==== Exercise input ====
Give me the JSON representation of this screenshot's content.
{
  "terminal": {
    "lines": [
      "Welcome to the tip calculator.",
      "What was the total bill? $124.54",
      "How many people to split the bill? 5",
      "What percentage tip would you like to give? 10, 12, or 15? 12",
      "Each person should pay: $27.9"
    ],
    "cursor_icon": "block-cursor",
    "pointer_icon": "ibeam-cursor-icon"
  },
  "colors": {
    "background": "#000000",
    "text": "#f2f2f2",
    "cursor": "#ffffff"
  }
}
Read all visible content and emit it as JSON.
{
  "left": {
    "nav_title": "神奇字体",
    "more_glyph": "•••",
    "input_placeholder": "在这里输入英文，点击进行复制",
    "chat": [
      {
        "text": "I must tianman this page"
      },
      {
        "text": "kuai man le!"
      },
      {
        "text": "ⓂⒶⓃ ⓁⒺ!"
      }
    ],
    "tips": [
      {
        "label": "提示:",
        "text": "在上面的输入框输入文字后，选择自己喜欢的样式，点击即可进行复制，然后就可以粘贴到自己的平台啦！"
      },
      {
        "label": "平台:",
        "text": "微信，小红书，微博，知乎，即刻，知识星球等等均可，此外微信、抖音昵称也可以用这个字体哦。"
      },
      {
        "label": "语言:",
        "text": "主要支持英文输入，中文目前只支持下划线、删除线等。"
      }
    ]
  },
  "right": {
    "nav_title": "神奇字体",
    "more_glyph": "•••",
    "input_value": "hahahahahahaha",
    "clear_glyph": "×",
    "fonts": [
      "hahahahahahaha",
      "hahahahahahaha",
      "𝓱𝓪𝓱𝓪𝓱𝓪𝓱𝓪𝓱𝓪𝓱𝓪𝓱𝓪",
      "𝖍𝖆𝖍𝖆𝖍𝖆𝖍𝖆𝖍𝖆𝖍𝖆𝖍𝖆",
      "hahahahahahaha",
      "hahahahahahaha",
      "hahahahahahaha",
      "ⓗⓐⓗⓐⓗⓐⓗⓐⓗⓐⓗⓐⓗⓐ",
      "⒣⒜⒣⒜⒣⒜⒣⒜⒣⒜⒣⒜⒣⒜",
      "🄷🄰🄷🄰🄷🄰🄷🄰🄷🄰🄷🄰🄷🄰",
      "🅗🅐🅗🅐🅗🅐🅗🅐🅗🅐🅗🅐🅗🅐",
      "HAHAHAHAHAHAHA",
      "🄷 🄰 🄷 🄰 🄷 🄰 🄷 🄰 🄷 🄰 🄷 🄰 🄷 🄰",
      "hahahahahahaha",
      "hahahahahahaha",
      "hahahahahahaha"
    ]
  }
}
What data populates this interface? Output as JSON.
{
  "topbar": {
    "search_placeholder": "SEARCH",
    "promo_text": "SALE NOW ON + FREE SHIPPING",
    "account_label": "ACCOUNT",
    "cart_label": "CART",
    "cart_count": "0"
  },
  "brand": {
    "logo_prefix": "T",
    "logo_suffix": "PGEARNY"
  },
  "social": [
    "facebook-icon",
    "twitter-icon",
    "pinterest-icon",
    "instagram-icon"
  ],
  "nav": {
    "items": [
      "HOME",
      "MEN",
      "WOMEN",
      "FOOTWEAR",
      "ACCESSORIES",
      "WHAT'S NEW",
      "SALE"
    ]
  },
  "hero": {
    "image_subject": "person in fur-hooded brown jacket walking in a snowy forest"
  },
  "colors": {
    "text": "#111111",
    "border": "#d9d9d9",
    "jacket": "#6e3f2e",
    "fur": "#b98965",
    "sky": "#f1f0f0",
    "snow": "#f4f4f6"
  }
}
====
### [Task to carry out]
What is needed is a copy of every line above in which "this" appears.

### [Task solution]
Give me the JSON representation of this screenshot's content.
        "text": "I must tianman this page"
What data populates this interface? Output as JSON.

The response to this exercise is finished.